Anoth­er Iran­ian whose work makes us for­get all about today’s anti-Iran­ian rhetoric is Reza Aslan. The reli­gion schol­ar and writer achieved con­sid­er­able noto­ri­ety for his pre­vi­ous book, Zealot: The Life and Times of Jesus of Nazareth (2013). He has just pub­lished a new book that looks at the his­to­ry of our human rela­tion­ship with God enti­tled God, a Human His­to­ry, in which he insists that we almost always see God as a divine exten­sion of our­selves. (Lis­ten to an inter­view with Aslan.)

A critic of Eurocentrism, Ella Shohat writes about the struggle of Arab Jews and Palestinians.

And a mile­stone in pub­lish­ing took place ear­li­er this year, when Iraqi-Israeli-Amer­i­can fire­brand Ella Habi­ba Shohat pub­lished her col­lect­ed writ­ings, On the Arab-Jew, Pales­tine and Oth­er Dis­place­ments, in which many of her essays defy the bina­ry Euro­cen­tric view of the Israeli-Pales­tin­ian con­flict, dig­ging deeply into mat­ters of his­to­ry, race, iden­ti­ty, and excep­tion­al­ism. As the British-Pales­tin­ian physi­cian and author Gha­da Kar­mi not­ed, Shohat’s book is, “Author­i­ta­tive, knowl­edge­able and fascinating”—a col­lec­tion of essays from the last thir­ty-five years that “is an essen­tial addi­tion to under­stand­ing the nature of Israel and the con­flict its estab­lish­ment has cre­at­ed, not just for Pales­tini­ans but also for the Mizrahi or ‘Arab Jews.’ ”

In Great Britain, mean­while, the Syr­i­an play­wright and film­mak­er Liwaa Yazji has seen her provoca­tive and at times satir­i­cal play about the war in Syr­ia, Goats, open for an extend­ed run at Lon­don’s Roy­al Court The­atre (through 30 Decem­ber). Yazji told me that she first work-shopped the play in Ara­bic in Beirut and Lon­don, before the Roy­al Court trans­lat­ed it for a British audi­ence. Goats is both dark and at times com­i­cal; Yazji con­sid­ers it the­atre of the grotesque. (She talks about it here.) (You can obtain the pub­lished play here.)

The Syr­i­an play­wright and film­mak­er man­aged to go back and forth between Dam­as­cus and Beirut dur­ing 2013–2015 but moved to Berlin last year and now zig-zags across Europe while she works on her next project, a TV series about refugees strug­gling to reset­tle in whichev­er coun­try will take them.

It’s refresh­ing to remem­ber that the cun­ning ter­ror­ists depict­ed in west­ern media and enter­tain­ment as mod­ern-day bogey­men rep­re­sent but an infin­i­tes­i­mal frac­tion of the real Mid­dle East, while Arab and Iran­ian cre­ative artists are a flour­ish­ing multitude.

Jor­dan Elgrably has writ­ten about film, lit­er­a­ture and cul­tur­al iden­ti­ty from Paris, Madrid, Los Ange­les and oth­er cities.
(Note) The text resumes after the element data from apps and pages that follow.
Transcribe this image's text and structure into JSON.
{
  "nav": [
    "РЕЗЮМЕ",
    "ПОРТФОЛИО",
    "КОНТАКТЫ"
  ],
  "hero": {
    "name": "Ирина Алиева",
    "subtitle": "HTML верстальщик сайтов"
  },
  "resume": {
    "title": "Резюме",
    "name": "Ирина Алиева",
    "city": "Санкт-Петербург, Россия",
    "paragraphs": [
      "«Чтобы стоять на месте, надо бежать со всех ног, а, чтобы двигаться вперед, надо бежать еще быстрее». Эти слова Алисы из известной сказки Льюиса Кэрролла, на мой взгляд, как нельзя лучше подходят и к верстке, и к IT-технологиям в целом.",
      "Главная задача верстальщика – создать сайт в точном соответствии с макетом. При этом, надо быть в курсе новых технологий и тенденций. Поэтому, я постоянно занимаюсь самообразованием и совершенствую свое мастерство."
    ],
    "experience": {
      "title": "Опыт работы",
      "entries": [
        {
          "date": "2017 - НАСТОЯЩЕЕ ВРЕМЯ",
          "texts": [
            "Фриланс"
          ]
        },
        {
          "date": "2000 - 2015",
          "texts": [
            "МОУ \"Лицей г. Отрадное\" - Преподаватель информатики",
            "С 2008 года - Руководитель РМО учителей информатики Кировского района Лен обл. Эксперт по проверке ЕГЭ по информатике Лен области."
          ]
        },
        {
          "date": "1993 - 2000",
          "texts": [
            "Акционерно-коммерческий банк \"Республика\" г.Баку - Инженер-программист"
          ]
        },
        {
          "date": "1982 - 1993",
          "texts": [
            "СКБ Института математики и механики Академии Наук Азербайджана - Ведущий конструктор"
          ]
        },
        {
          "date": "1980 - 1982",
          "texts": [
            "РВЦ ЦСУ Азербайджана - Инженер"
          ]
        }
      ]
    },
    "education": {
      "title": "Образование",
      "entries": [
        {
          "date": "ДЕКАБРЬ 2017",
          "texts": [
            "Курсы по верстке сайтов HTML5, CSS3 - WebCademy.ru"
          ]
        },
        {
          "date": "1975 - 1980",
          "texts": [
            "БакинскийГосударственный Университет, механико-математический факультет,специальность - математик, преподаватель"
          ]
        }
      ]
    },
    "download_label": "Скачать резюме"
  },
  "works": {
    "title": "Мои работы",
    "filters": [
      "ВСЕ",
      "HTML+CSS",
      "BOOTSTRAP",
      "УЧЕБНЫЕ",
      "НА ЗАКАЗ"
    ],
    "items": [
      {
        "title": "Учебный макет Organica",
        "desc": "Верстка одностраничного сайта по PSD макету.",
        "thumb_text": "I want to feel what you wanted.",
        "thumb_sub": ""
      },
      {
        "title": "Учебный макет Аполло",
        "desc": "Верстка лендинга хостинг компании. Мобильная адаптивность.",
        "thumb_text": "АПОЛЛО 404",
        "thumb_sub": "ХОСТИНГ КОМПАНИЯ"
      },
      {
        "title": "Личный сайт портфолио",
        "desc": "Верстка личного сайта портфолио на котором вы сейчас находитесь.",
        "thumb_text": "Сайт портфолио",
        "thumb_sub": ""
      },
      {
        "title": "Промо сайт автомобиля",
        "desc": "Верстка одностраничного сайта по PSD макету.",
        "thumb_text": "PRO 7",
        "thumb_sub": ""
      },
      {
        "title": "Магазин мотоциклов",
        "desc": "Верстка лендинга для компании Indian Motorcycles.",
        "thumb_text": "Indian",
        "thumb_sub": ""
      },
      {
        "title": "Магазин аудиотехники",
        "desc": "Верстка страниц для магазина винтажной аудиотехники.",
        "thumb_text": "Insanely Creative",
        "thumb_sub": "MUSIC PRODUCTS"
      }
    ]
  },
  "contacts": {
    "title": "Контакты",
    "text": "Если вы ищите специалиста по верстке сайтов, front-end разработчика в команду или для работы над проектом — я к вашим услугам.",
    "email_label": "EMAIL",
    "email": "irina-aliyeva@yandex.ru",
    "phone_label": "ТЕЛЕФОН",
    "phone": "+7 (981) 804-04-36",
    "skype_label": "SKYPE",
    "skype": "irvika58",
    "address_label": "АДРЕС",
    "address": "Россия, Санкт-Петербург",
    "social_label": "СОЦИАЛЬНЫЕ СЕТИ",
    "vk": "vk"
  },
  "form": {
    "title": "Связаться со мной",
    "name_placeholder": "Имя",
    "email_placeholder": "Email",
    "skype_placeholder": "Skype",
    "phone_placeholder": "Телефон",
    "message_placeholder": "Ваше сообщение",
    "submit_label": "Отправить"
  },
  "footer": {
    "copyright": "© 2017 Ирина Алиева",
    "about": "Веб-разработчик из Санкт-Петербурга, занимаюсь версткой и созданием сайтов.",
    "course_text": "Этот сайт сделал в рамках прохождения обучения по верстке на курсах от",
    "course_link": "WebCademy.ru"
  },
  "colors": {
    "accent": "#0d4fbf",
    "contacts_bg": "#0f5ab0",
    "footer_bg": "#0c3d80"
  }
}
He cofound­ed The Markaz as the Lev­an­tine Cul­tur­al Cen­ter in 2001 and is the edi­tor of The Markaz Review.